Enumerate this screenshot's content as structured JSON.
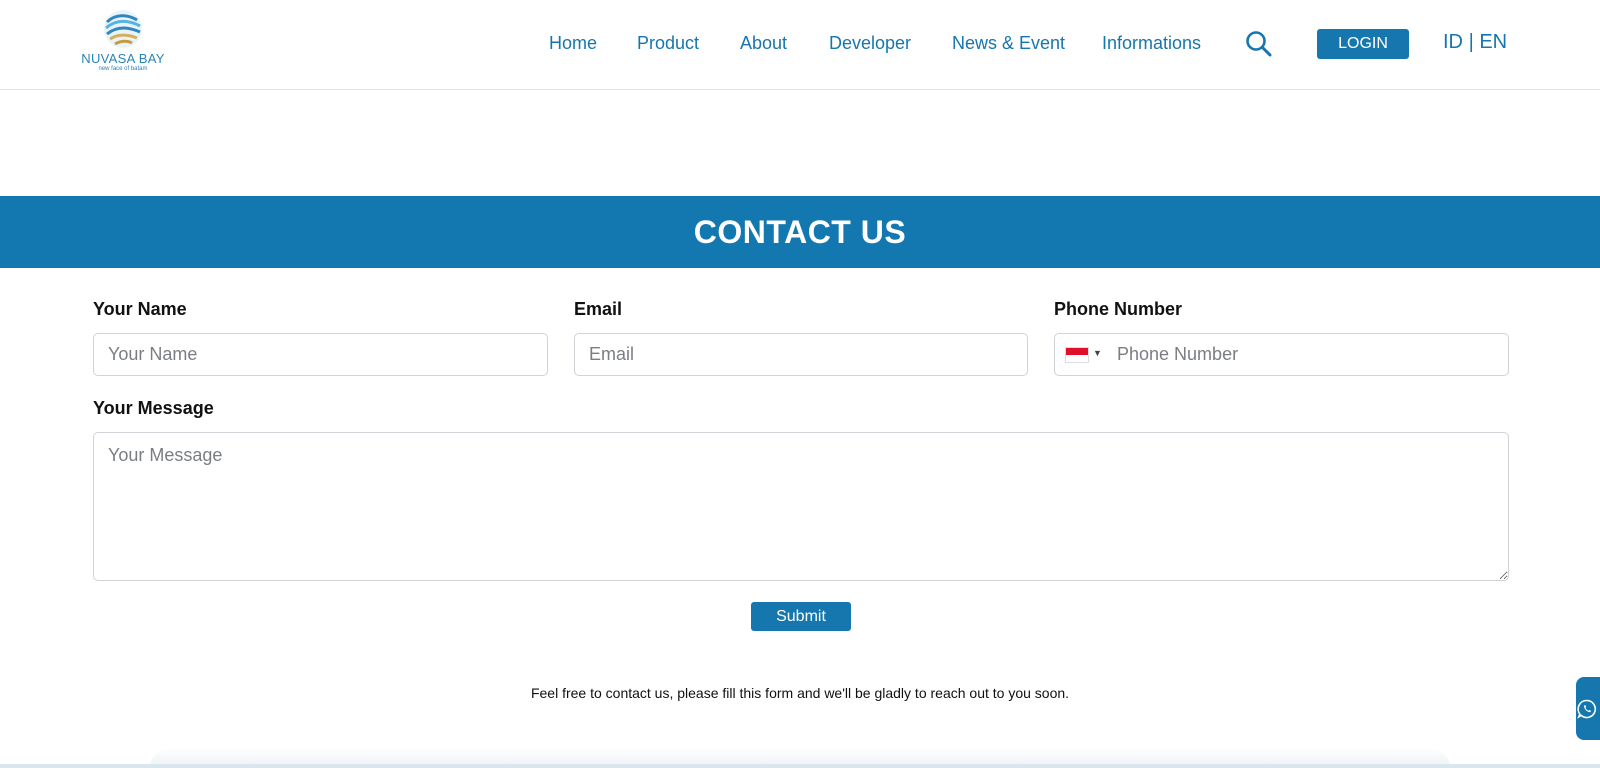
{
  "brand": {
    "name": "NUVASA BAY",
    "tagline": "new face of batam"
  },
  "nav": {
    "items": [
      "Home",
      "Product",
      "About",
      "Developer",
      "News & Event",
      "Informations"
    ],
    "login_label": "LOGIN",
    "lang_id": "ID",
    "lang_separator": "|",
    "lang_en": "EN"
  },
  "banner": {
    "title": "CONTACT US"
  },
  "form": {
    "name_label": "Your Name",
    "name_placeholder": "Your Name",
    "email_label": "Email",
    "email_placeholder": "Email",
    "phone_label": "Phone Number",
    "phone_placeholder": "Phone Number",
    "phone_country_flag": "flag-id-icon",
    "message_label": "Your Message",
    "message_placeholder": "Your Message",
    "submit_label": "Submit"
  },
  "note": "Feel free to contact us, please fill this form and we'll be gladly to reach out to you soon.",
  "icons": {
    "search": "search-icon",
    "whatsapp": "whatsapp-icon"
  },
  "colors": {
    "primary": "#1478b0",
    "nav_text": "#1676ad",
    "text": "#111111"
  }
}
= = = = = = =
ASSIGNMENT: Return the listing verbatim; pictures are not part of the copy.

SOLVED PROBLEM:
Enumerate this screenshot's content as structured JSON.
{
  "brand": {
    "name": "NUVASA BAY",
    "tagline": "new face of batam"
  },
  "nav": {
    "items": [
      "Home",
      "Product",
      "About",
      "Developer",
      "News & Event",
      "Informations"
    ],
    "login_label": "LOGIN",
    "lang_id": "ID",
    "lang_separator": "|",
    "lang_en": "EN"
  },
  "banner": {
    "title": "CONTACT US"
  },
  "form": {
    "name_label": "Your Name",
    "name_placeholder": "Your Name",
    "email_label": "Email",
    "email_placeholder": "Email",
    "phone_label": "Phone Number",
    "phone_placeholder": "Phone Number",
    "phone_country_flag": "flag-id-icon",
    "message_label": "Your Message",
    "message_placeholder": "Your Message",
    "submit_label": "Submit"
  },
  "note": "Feel free to contact us, please fill this form and we'll be gladly to reach out to you soon.",
  "icons": {
    "search": "search-icon",
    "whatsapp": "whatsapp-icon"
  },
  "colors": {
    "primary": "#1478b0",
    "nav_text": "#1676ad",
    "text": "#111111"
  }
}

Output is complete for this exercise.